The solar powered aircraft, Solar Impulse 2, hasn’t yet finished the journey around the world, but next steps are already being considered for new aircraft.
The team that built the plane are mulling over not only the fate of Solar Impulse 2 after its journey, but also what lies ahead for other planes like it. A feasibility study is being done to consider using a solar drone as the next evolution of satellites. In a perfect world, unmanned units could have half a year’s worth of up time, doing the work satellites currently do, and more, only using solar power as their energy source.
A co-founder of Solar Impulse, as well as one of the pilots, André Borschberg, mentioned this as a possibility in November. The project is almost at a “pre-design stage.” Solar Impulse 2 seems to be the inspiration, with the actual plan considering lighter and efficient aircraft. Solar drones could also be named “high-altitude pseudo-satellites,” or HAPS, which is also an acronym for high-altitude platform station.

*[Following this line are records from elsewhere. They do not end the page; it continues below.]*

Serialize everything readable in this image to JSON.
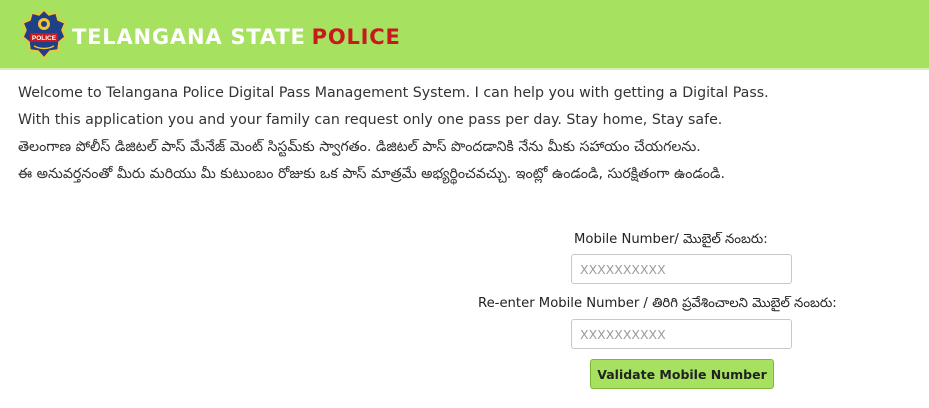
{
  "header": {
    "brand_part1": "TELANGANA STATE",
    "brand_part2": "POLICE",
    "logo_text": "POLICE",
    "logo_icon": "police-badge-icon"
  },
  "intro": {
    "line1": "Welcome to Telangana Police Digital Pass Management System. I can help you with getting a Digital Pass.",
    "line2": "With this application you and your family can request only one pass per day. Stay home, Stay safe.",
    "line3": "తెలంగాణ పోలీస్ డిజిటల్ పాస్ మేనేజ్ మెంట్ సిస్టమ్‌కు స్వాగతం. డిజిటల్ పాస్ పొందడానికి నేను మీకు సహాయం చేయగలను.",
    "line4": "ఈ అనువర్తనంతో మీరు మరియు మీ కుటుంబం రోజుకు ఒక పాస్ మాత్రమే అభ్యర్థించవచ్చు. ఇంట్లో ఉండండి, సురక్షితంగా ఉండండి."
  },
  "form": {
    "mobile_label": "Mobile Number/ మొబైల్ నంబరు:",
    "mobile_placeholder": "XXXXXXXXXX",
    "reenter_label": "Re-enter Mobile Number / తిరిగి ప్రవేశించాలని మొబైల్ నంబరు:",
    "reenter_placeholder": "XXXXXXXXXX",
    "validate_button": "Validate Mobile Number"
  },
  "colors": {
    "header_bg": "#a6e160",
    "brand_accent": "#c8191c",
    "button_bg": "#a6e160"
  }
}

The solar powered aircraft satellite would have a wingspan of up to 50 meters, and a payload of only 50 kilograms. Compare that to the current Solar Impulse, which has a wingspan of over 70 meters and a payload at up to 300 kilograms. HAPS would ideally fly in the stratosphere (a little over 12 miles off the ground) for up to six months.

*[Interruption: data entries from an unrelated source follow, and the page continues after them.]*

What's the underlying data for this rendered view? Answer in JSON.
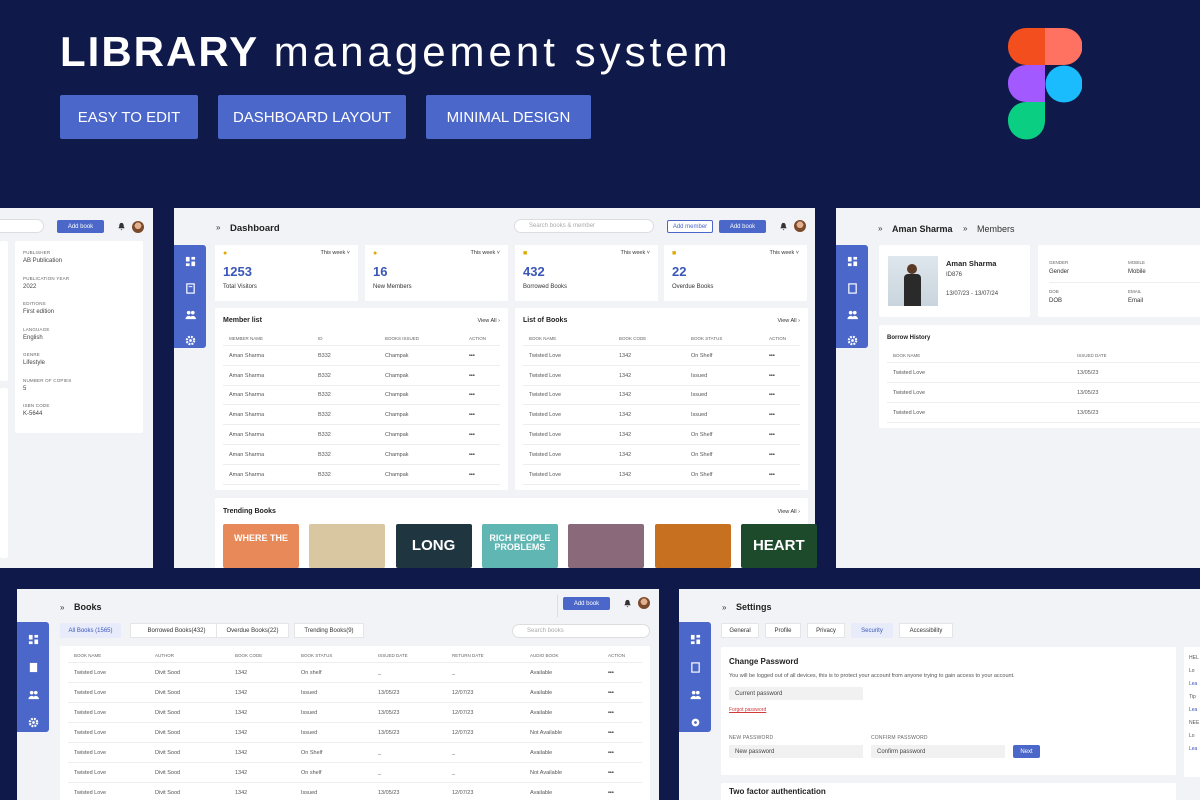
{
  "hero": {
    "title_bold": "LIBRARY",
    "title_rest": "management system",
    "pills": [
      "EASY TO EDIT",
      "DASHBOARD LAYOUT",
      "MINIMAL DESIGN"
    ]
  },
  "colors": {
    "navy": "#0f1a4a",
    "accent": "#4a67c9",
    "panel": "#f2f3f7"
  },
  "left_panel": {
    "add_button": "Add book",
    "fields": [
      {
        "label": "PUBLISHER",
        "value": "AB Publication"
      },
      {
        "label": "PUBLICATION YEAR",
        "value": "2022"
      },
      {
        "label": "EDITIONS",
        "value": "First edition"
      },
      {
        "label": "LANGUAGE",
        "value": "English"
      },
      {
        "label": "GENRE",
        "value": "Lifestyle"
      },
      {
        "label": "NUMBER OF COPIES",
        "value": "5"
      },
      {
        "label": "ISBN CODE",
        "value": "K-5644"
      }
    ]
  },
  "dashboard": {
    "breadcrumb_chevron": "»",
    "title": "Dashboard",
    "search_placeholder": "Search books & member",
    "add_member": "Add member",
    "add_book": "Add book",
    "stats": [
      {
        "value": "1253",
        "label": "Total Visitors",
        "period": "This week"
      },
      {
        "value": "16",
        "label": "New Members",
        "period": "This week"
      },
      {
        "value": "432",
        "label": "Borrowed Books",
        "period": "This week"
      },
      {
        "value": "22",
        "label": "Overdue Books",
        "period": "This week"
      }
    ],
    "member_list": {
      "title": "Member list",
      "view_all": "View All",
      "headers": [
        "MEMBER NAME",
        "ID",
        "BOOKS ISSUED",
        "ACTION"
      ],
      "rows": [
        [
          "Aman Sharma",
          "B332",
          "Champak",
          "•••"
        ],
        [
          "Aman Sharma",
          "B332",
          "Champak",
          "•••"
        ],
        [
          "Aman Sharma",
          "B332",
          "Champak",
          "•••"
        ],
        [
          "Aman Sharma",
          "B332",
          "Champak",
          "•••"
        ],
        [
          "Aman Sharma",
          "B332",
          "Champak",
          "•••"
        ],
        [
          "Aman Sharma",
          "B332",
          "Champak",
          "•••"
        ],
        [
          "Aman Sharma",
          "B332",
          "Champak",
          "•••"
        ]
      ]
    },
    "book_list": {
      "title": "List of Books",
      "view_all": "View All",
      "headers": [
        "BOOK NAME",
        "BOOK CODE",
        "BOOK STATUS",
        "ACTION"
      ],
      "rows": [
        [
          "Twisted Love",
          "1342",
          "On Shelf",
          "•••"
        ],
        [
          "Twisted Love",
          "1342",
          "Issued",
          "•••"
        ],
        [
          "Twisted Love",
          "1342",
          "Issued",
          "•••"
        ],
        [
          "Twisted Love",
          "1342",
          "Issued",
          "•••"
        ],
        [
          "Twisted Love",
          "1342",
          "On Shelf",
          "•••"
        ],
        [
          "Twisted Love",
          "1342",
          "On Shelf",
          "•••"
        ],
        [
          "Twisted Love",
          "1342",
          "On Shelf",
          "•••"
        ]
      ]
    },
    "trending": {
      "title": "Trending Books",
      "view_all": "View All",
      "books": [
        {
          "text": "WHERE THE",
          "bg": "#e8895a"
        },
        {
          "text": "",
          "bg": "#d9c7a2"
        },
        {
          "text": "LONG",
          "bg": "#1f3540"
        },
        {
          "text": "RICH PEOPLE PROBLEMS",
          "bg": "#5fb6b3"
        },
        {
          "text": "",
          "bg": "#8a6a7a"
        },
        {
          "text": "",
          "bg": "#c7701f"
        },
        {
          "text": "HEART",
          "bg": "#1e4a2c"
        }
      ]
    }
  },
  "member_profile": {
    "name_crumb": "Aman Sharma",
    "section": "Members",
    "name": "Aman Sharma",
    "id": "ID876",
    "dates": "13/07/23 - 13/07/24",
    "fields": [
      {
        "label": "GENDER",
        "value": "Gender"
      },
      {
        "label": "MOBILE",
        "value": "Mobile"
      },
      {
        "label": "DOB",
        "value": "DOB"
      },
      {
        "label": "EMAIL",
        "value": "Email"
      }
    ],
    "borrow": {
      "title": "Borrow History",
      "headers": [
        "BOOK NAME",
        "ISSUED DATE"
      ],
      "rows": [
        [
          "Twisted Love",
          "13/05/23"
        ],
        [
          "Twisted Love",
          "13/05/23"
        ],
        [
          "Twisted Love",
          "13/05/23"
        ]
      ]
    }
  },
  "books": {
    "title": "Books",
    "add_book": "Add book",
    "search_placeholder": "Search books",
    "tabs": [
      "All Books (1565)",
      "Borrowed Books(432)",
      "Overdue Books(22)",
      "Trending Books(9)"
    ],
    "headers": [
      "BOOK NAME",
      "AUTHOR",
      "BOOK CODE",
      "BOOK STATUS",
      "ISSUED DATE",
      "RETURN DATE",
      "AUDIO BOOK",
      "ACTION"
    ],
    "rows": [
      [
        "Twisted Love",
        "Divit Sood",
        "1342",
        "On shelf",
        "_",
        "_",
        "Available",
        "•••"
      ],
      [
        "Twisted Love",
        "Divit Sood",
        "1342",
        "Issued",
        "13/05/23",
        "12/07/23",
        "Available",
        "•••"
      ],
      [
        "Twisted Love",
        "Divit Sood",
        "1342",
        "Issued",
        "13/05/23",
        "12/07/23",
        "Available",
        "•••"
      ],
      [
        "Twisted Love",
        "Divit Sood",
        "1342",
        "Issued",
        "13/05/23",
        "12/07/23",
        "Not Available",
        "•••"
      ],
      [
        "Twisted Love",
        "Divit Sood",
        "1342",
        "On Shelf",
        "_",
        "_",
        "Available",
        "•••"
      ],
      [
        "Twisted Love",
        "Divit Sood",
        "1342",
        "On shelf",
        "_",
        "_",
        "Not Available",
        "•••"
      ],
      [
        "Twisted Love",
        "Divit Sood",
        "1342",
        "Issued",
        "13/05/23",
        "12/07/23",
        "Available",
        "•••"
      ]
    ]
  },
  "settings": {
    "title": "Settings",
    "tabs": [
      "General",
      "Profile",
      "Privacy",
      "Security",
      "Accessibility"
    ],
    "change_password": "Change Password",
    "notice": "You will be logged out of all devices, this is to protect your account from anyone trying to gain access to your account.",
    "current_password": "Current password",
    "forgot": "Forgot password",
    "new_label": "NEW PASSWORD",
    "confirm_label": "CONFIRM PASSWORD",
    "new_placeholder": "New password",
    "confirm_placeholder": "Confirm password",
    "next": "Next",
    "two_factor": "Two factor authentication",
    "side_snippets": [
      "HEL",
      "Lo",
      "Lea",
      "Tip",
      "Lea",
      "NEE",
      "Lo",
      "Lea"
    ]
  }
}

The replacement satellite would be able to take off, reach the desired altitude, and land using solar energy. This would eliminate the need for rockets to launch satellite, as well as emissions associated with the launch. Reusable rockets have been developed as an alternative, but they are still costly.
The solar powered aircraft had completed about 60 percent of its journey before pausing to examine some issues. The flight had to be grounded due to battery damage through overheating. Currently, it is expect the trip will begin again on April 20.